Culture, Page 3

Music of the Cherokee Nation

Introduction and General History Music history in North America begins long before Europeans came ashore; however, because classically trained musicians view music history through the lens of European practices and experiences, it becomes difficult to document an authentic musical experience of the indigenous populations without first understanding the history of the people being studied. To…

Christmas Holiday: Queering Family in 20th Century Southern Missouri

An obituary in The Southeast Missourian lists Elaine “Tommie” Davis as the business partner of Mary Jane “Miss Jane” Barnett for over forty years (Elaine Davis Obituary). However, the family albums of the two tell a richer story, they were life partners as well as business partners, a radical act in mid-century America, and perhaps…

“I Don’t Know Where My Boy Is!”: Abduction and Brainwashing in Stranger Things

In “Chapter Six: The Monster” of Netflix’s Stranger Things, there’s the big reveal: Eleven, the daughter of Terry, a former subject in the Central Intelligence Agency’s Project MK-Ultra, was stolen—abducted—by “the big bad Man” to be used as a psychic weapon against the Soviet Union. Everything’s there: child abduction, brainwashing, the Man, an irrational fear…

The Gay Lib Controversy: Social Change versus Social Norms at the University of Missouri
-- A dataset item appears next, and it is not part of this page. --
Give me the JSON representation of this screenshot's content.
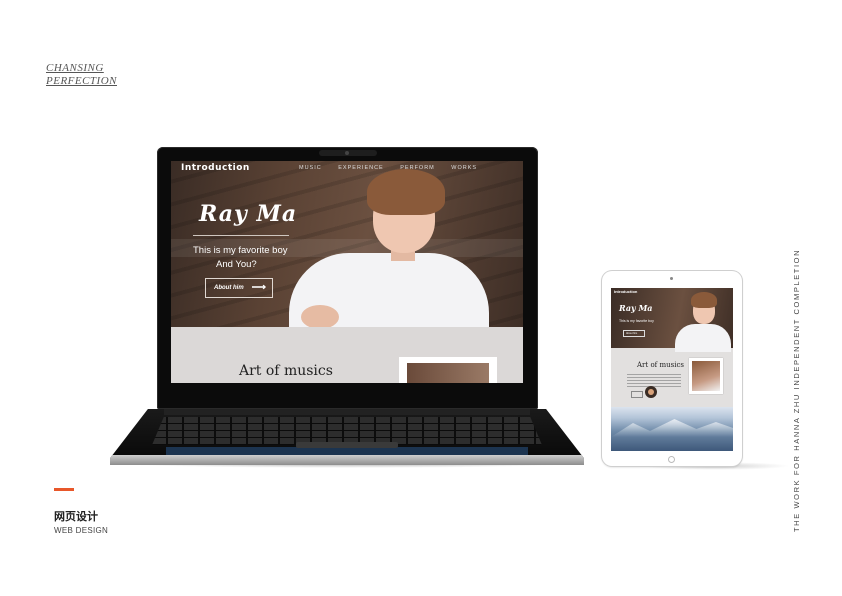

In 1971, a homosexual student organization known as Gay Liberation or Gay Lib requested and was denied recognition at the University of Missouri-Columbia. For the next seven years, Gay Lib members would work their way through a system of appeals and court cases until they were finally awarded recognition in April 1978. This was not…

The Rise of the “Crazy Cat Lady”

I grew up wanting a dog. In fact, since I learned to talk up until the age of 7 all I talked about were dogs. It didn’t help that my neighbor had a real-life Air Bud Golden Retriever who would fetch the newspaper every morning, which was a constant motivator to keep persuading my parents…

The Women’s Symposium

The flute girl wandered into the kitchen with the contented air of someone who has already been paid for the night’s work, however light it might be. “They may not need that,” she told a serving girl who was watering a second jug of wine. “They say they’re not drinking very much tonight.” The cook,…

King Arthur and His Part in the Breaking of the Round Table

Amy is an English Major and a senior at Mizzou. At the age of sixteen, she decided to drop out of high school and continue her education at a local community college. It was there that she found a passion for school and writing. She strives to learn something new every day about…

Crop Circles Explained

McKenzie is a senior student, studying magazine journalism. She really loves scary movies. Arts and culture are her favorite things to write about, and she loves how they are incorporated into film. She chose this topic because she loves the legends and stories surrounding aliens and crop circles, and not to…

The Cultural Power of Iron in Early Africa

Iron played a central role in many societies of early Africa. It held both spiritual and material power. Physically, Africans used iron to create tools for agriculture, utensils for everyday life, and weapons for protection and conquest (Shillington, 2012, p. 45). Spiritually, Africans considered iron potent. Because of the elemental forces wielded to create iron…

Birth of a Workforce: The Blacksmiths Rise in Sub-Saharan Africa

The “Ritual Staff with Seated Nommo” made by the Dogon people from modern Mali available at the University of Missouri Museum of Art and Archeology represents the rise in specialized occupations in early Africa and demonstrates the complex techniques of…